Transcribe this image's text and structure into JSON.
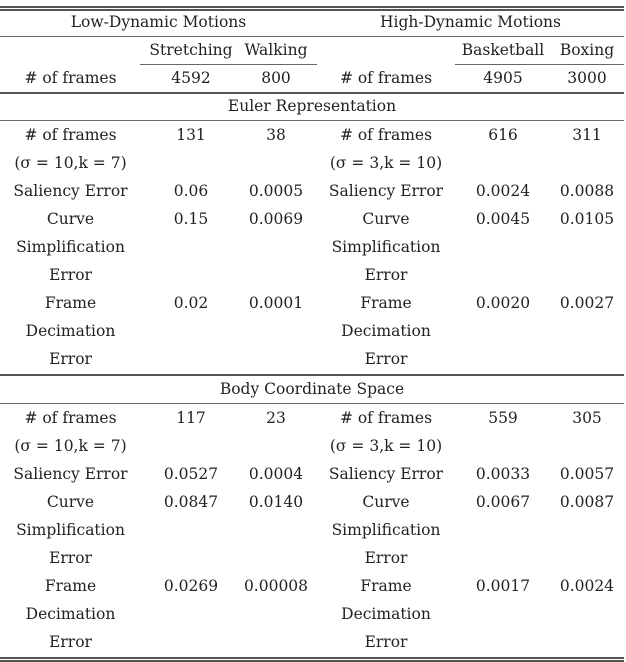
{
  "header": {
    "group_left": "Low-Dynamic Motions",
    "group_right": "High-Dynamic Motions",
    "columns": [
      "Stretching",
      "Walking",
      "Basketball",
      "Boxing"
    ],
    "frames_label": "# of frames",
    "frames_values": [
      "4592",
      "800",
      "4905",
      "3000"
    ]
  },
  "sections": [
    {
      "title": "Euler Representation",
      "left_params": "(σ = 10,k = 7)",
      "right_params": "(σ = 3,k = 10)",
      "frames_label": "# of frames",
      "frames": [
        "131",
        "38",
        "616",
        "311"
      ],
      "saliency_label": "Saliency Error",
      "saliency": [
        "0.06",
        "0.0005",
        "0.0024",
        "0.0088"
      ],
      "curve_label": [
        "Curve",
        "Simplification",
        "Error"
      ],
      "curve": [
        "0.15",
        "0.0069",
        "0.0045",
        "0.0105"
      ],
      "decimation_label": [
        "Frame",
        "Decimation",
        "Error"
      ],
      "decimation": [
        "0.02",
        "0.0001",
        "0.0020",
        "0.0027"
      ]
    },
    {
      "title": "Body Coordinate Space",
      "left_params": "(σ = 10,k = 7)",
      "right_params": "(σ = 3,k = 10)",
      "frames_label": "# of frames",
      "frames": [
        "117",
        "23",
        "559",
        "305"
      ],
      "saliency_label": "Saliency Error",
      "saliency": [
        "0.0527",
        "0.0004",
        "0.0033",
        "0.0057"
      ],
      "curve_label": [
        "Curve",
        "Simplification",
        "Error"
      ],
      "curve": [
        "0.0847",
        "0.0140",
        "0.0067",
        "0.0087"
      ],
      "decimation_label": [
        "Frame",
        "Decimation",
        "Error"
      ],
      "decimation": [
        "0.0269",
        "0.00008",
        "0.0017",
        "0.0024"
      ]
    }
  ]
}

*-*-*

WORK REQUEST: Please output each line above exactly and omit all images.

YOUR RESPONSE:
Transcribe this image's text and structure into JSON.
{
  "header": {
    "group_left": "Low-Dynamic Motions",
    "group_right": "High-Dynamic Motions",
    "columns": [
      "Stretching",
      "Walking",
      "Basketball",
      "Boxing"
    ],
    "frames_label": "# of frames",
    "frames_values": [
      "4592",
      "800",
      "4905",
      "3000"
    ]
  },
  "sections": [
    {
      "title": "Euler Representation",
      "left_params": "(σ = 10,k = 7)",
      "right_params": "(σ = 3,k = 10)",
      "frames_label": "# of frames",
      "frames": [
        "131",
        "38",
        "616",
        "311"
      ],
      "saliency_label": "Saliency Error",
      "saliency": [
        "0.06",
        "0.0005",
        "0.0024",
        "0.0088"
      ],
      "curve_label": [
        "Curve",
        "Simplification",
        "Error"
      ],
      "curve": [
        "0.15",
        "0.0069",
        "0.0045",
        "0.0105"
      ],
      "decimation_label": [
        "Frame",
        "Decimation",
        "Error"
      ],
      "decimation": [
        "0.02",
        "0.0001",
        "0.0020",
        "0.0027"
      ]
    },
    {
      "title": "Body Coordinate Space",
      "left_params": "(σ = 10,k = 7)",
      "right_params": "(σ = 3,k = 10)",
      "frames_label": "# of frames",
      "frames": [
        "117",
        "23",
        "559",
        "305"
      ],
      "saliency_label": "Saliency Error",
      "saliency": [
        "0.0527",
        "0.0004",
        "0.0033",
        "0.0057"
      ],
      "curve_label": [
        "Curve",
        "Simplification",
        "Error"
      ],
      "curve": [
        "0.0847",
        "0.0140",
        "0.0067",
        "0.0087"
      ],
      "decimation_label": [
        "Frame",
        "Decimation",
        "Error"
      ],
      "decimation": [
        "0.0269",
        "0.00008",
        "0.0017",
        "0.0024"
      ]
    }
  ]
}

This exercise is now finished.